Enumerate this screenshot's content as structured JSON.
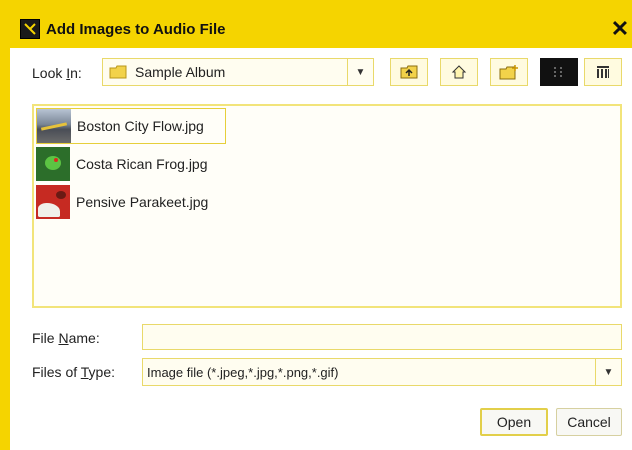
{
  "window": {
    "title": "Add Images to Audio File",
    "close_glyph": "✕"
  },
  "look_in": {
    "label_pre": "Look ",
    "label_mnemonic": "I",
    "label_post": "n:",
    "value": "Sample Album",
    "icon": "folder-icon"
  },
  "toolbar": {
    "buttons": [
      {
        "name": "up-folder-icon"
      },
      {
        "name": "home-icon"
      },
      {
        "name": "new-folder-icon"
      },
      {
        "name": "list-view-icon",
        "active": true
      },
      {
        "name": "details-view-icon",
        "active": false
      }
    ]
  },
  "files": [
    {
      "name": "Boston City Flow.jpg",
      "selected": true,
      "thumb": "city-thumbnail"
    },
    {
      "name": "Costa Rican Frog.jpg",
      "selected": false,
      "thumb": "frog-thumbnail"
    },
    {
      "name": "Pensive Parakeet.jpg",
      "selected": false,
      "thumb": "parakeet-thumbnail"
    }
  ],
  "file_name": {
    "label_pre": "File ",
    "label_mnemonic": "N",
    "label_post": "ame:",
    "value": ""
  },
  "file_type": {
    "label_pre": "Files of ",
    "label_mnemonic": "T",
    "label_post": "ype:",
    "value": "Image file (*.jpeg,*.jpg,*.png,*.gif)"
  },
  "buttons": {
    "open": "Open",
    "cancel": "Cancel"
  },
  "colors": {
    "accent": "#f5d400",
    "border": "#e9d96a"
  }
}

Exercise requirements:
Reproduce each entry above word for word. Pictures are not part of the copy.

Reply to the exercise:
Enumerate this screenshot's content as structured JSON.
{
  "window": {
    "title": "Add Images to Audio File",
    "close_glyph": "✕"
  },
  "look_in": {
    "label_pre": "Look ",
    "label_mnemonic": "I",
    "label_post": "n:",
    "value": "Sample Album",
    "icon": "folder-icon"
  },
  "toolbar": {
    "buttons": [
      {
        "name": "up-folder-icon"
      },
      {
        "name": "home-icon"
      },
      {
        "name": "new-folder-icon"
      },
      {
        "name": "list-view-icon",
        "active": true
      },
      {
        "name": "details-view-icon",
        "active": false
      }
    ]
  },
  "files": [
    {
      "name": "Boston City Flow.jpg",
      "selected": true,
      "thumb": "city-thumbnail"
    },
    {
      "name": "Costa Rican Frog.jpg",
      "selected": false,
      "thumb": "frog-thumbnail"
    },
    {
      "name": "Pensive Parakeet.jpg",
      "selected": false,
      "thumb": "parakeet-thumbnail"
    }
  ],
  "file_name": {
    "label_pre": "File ",
    "label_mnemonic": "N",
    "label_post": "ame:",
    "value": ""
  },
  "file_type": {
    "label_pre": "Files of ",
    "label_mnemonic": "T",
    "label_post": "ype:",
    "value": "Image file (*.jpeg,*.jpg,*.png,*.gif)"
  },
  "buttons": {
    "open": "Open",
    "cancel": "Cancel"
  },
  "colors": {
    "accent": "#f5d400",
    "border": "#e9d96a"
  }
}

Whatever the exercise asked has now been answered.